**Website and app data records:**
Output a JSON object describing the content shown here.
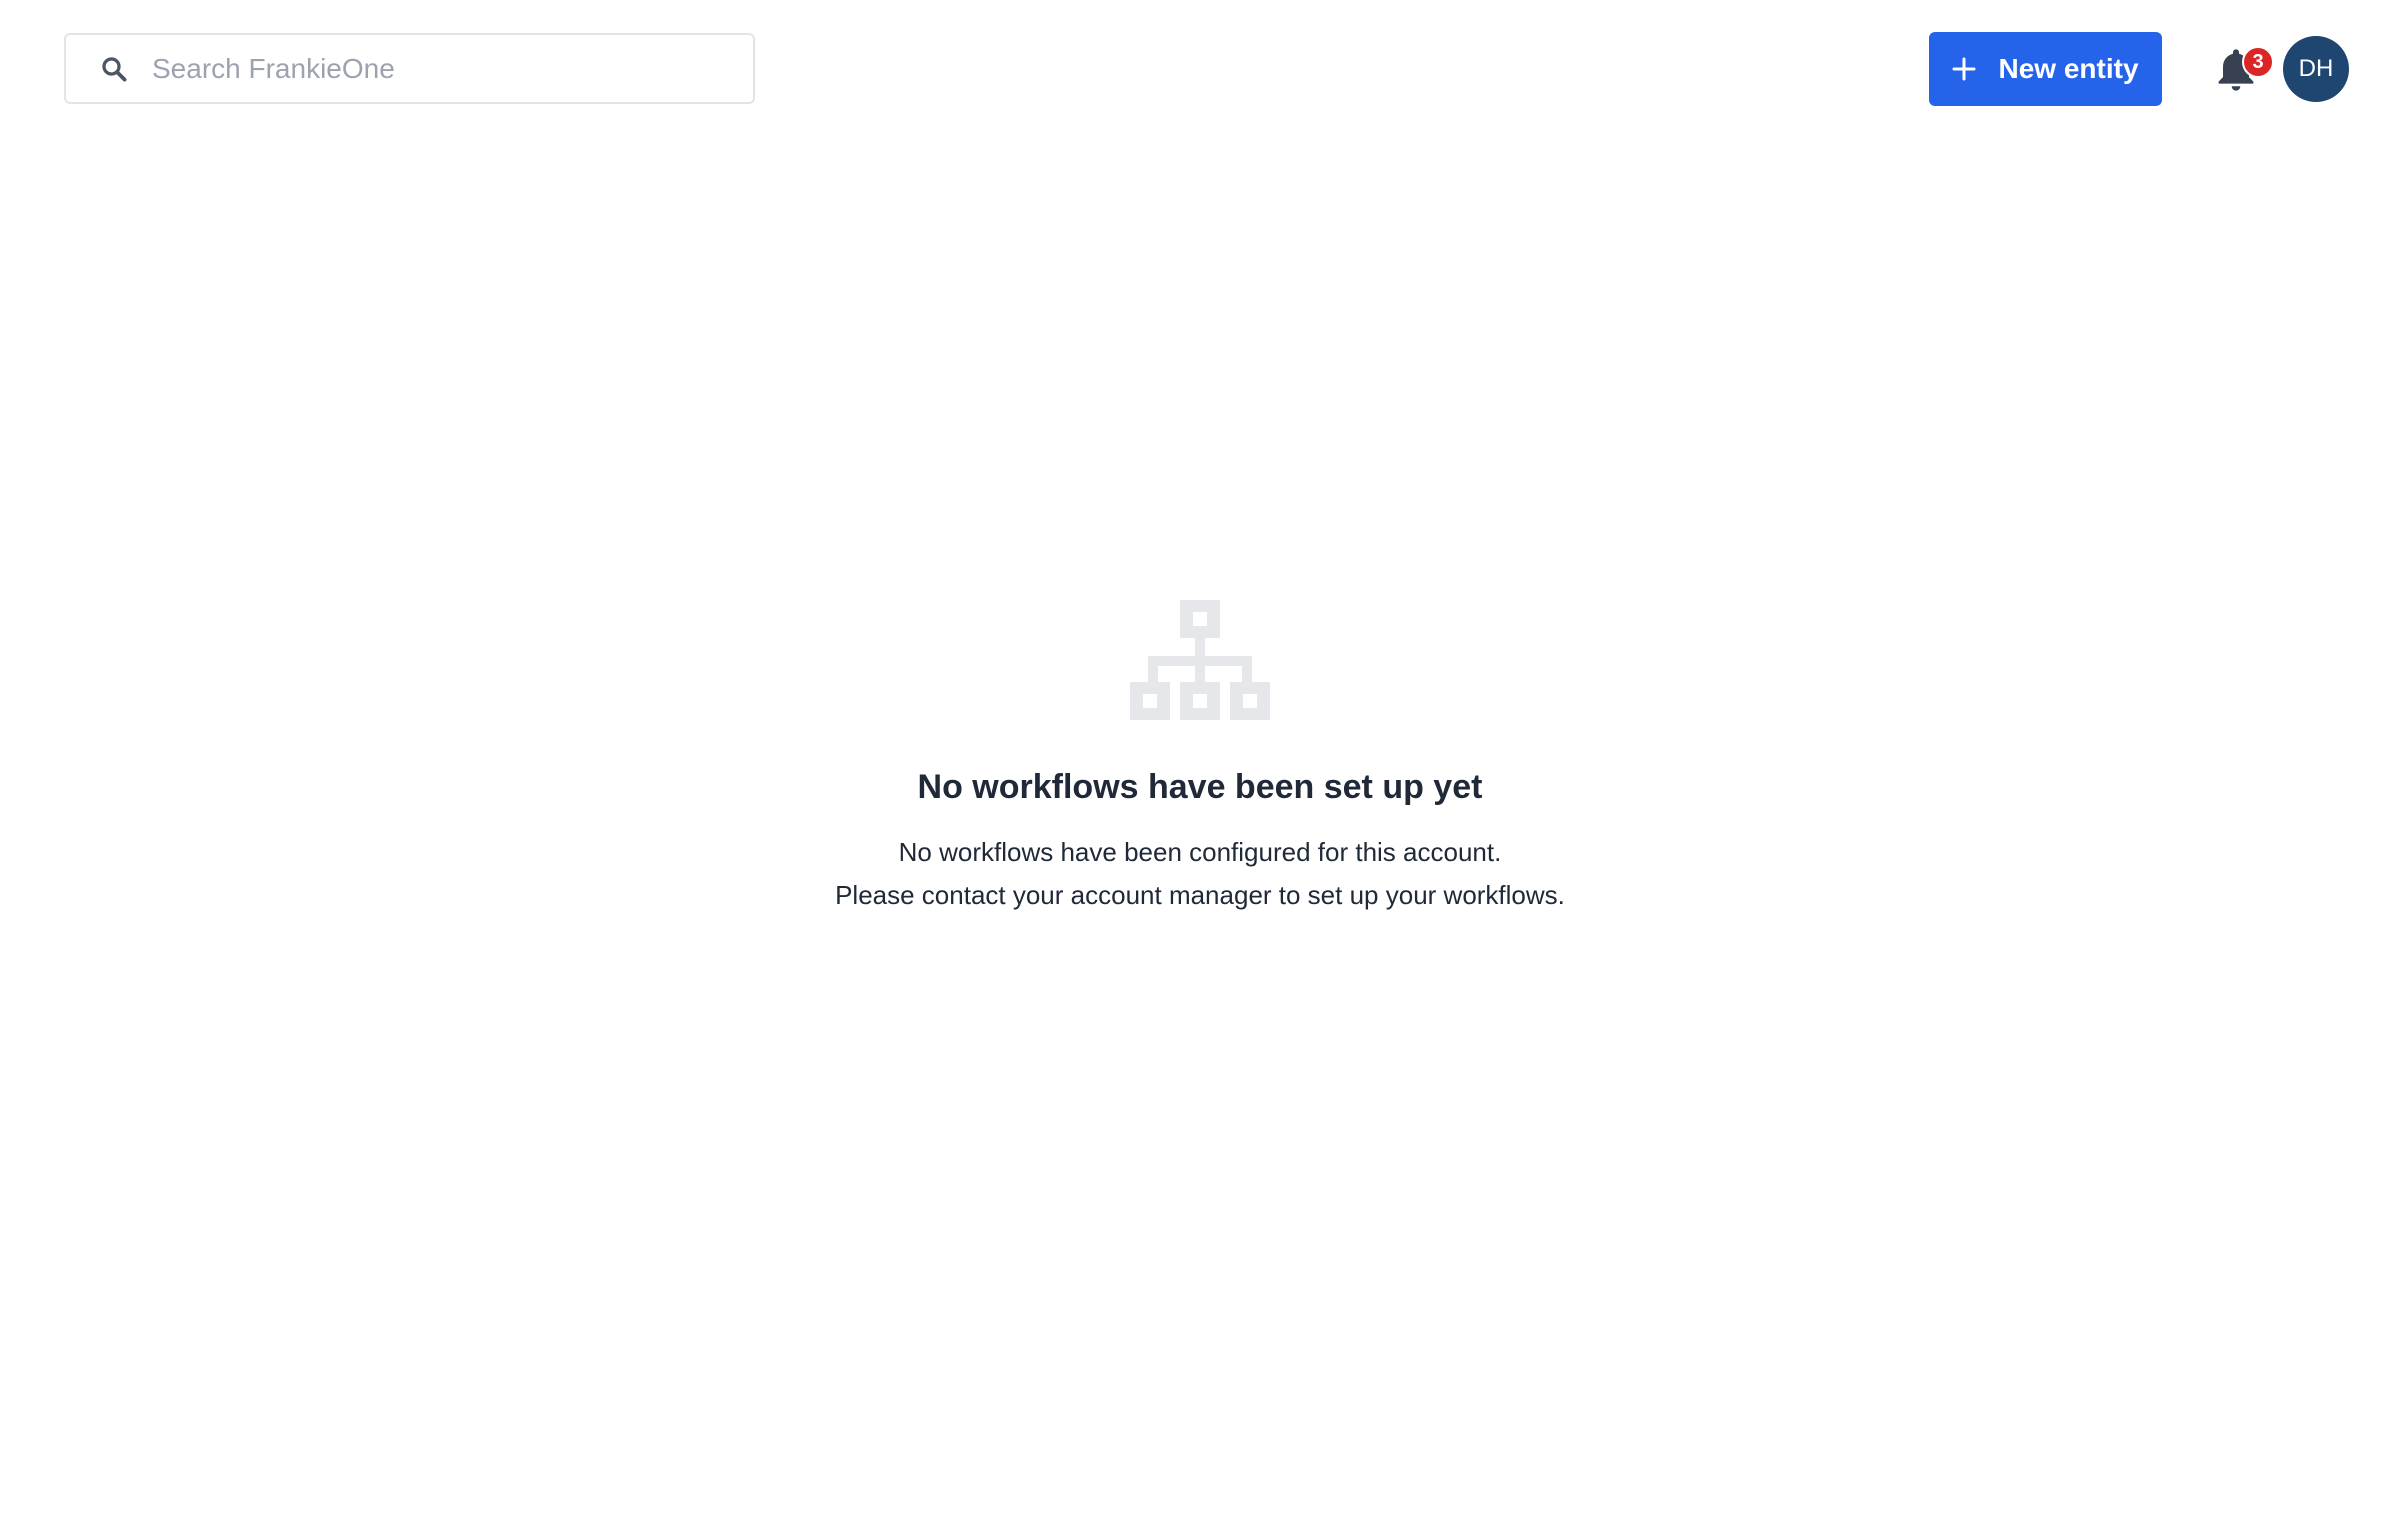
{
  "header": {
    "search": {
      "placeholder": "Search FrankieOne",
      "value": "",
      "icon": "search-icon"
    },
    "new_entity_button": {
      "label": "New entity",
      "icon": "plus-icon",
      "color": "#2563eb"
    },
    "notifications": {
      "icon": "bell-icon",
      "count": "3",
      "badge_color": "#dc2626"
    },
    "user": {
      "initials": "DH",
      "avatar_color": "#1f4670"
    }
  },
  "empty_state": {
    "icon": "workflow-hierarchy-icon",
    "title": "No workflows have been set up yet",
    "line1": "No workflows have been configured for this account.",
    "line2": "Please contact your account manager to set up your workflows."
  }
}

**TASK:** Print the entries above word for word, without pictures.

**TASK ANSWER:**
Output a JSON object describing the content shown here.
{
  "header": {
    "search": {
      "placeholder": "Search FrankieOne",
      "value": "",
      "icon": "search-icon"
    },
    "new_entity_button": {
      "label": "New entity",
      "icon": "plus-icon",
      "color": "#2563eb"
    },
    "notifications": {
      "icon": "bell-icon",
      "count": "3",
      "badge_color": "#dc2626"
    },
    "user": {
      "initials": "DH",
      "avatar_color": "#1f4670"
    }
  },
  "empty_state": {
    "icon": "workflow-hierarchy-icon",
    "title": "No workflows have been set up yet",
    "line1": "No workflows have been configured for this account.",
    "line2": "Please contact your account manager to set up your workflows."
  }
}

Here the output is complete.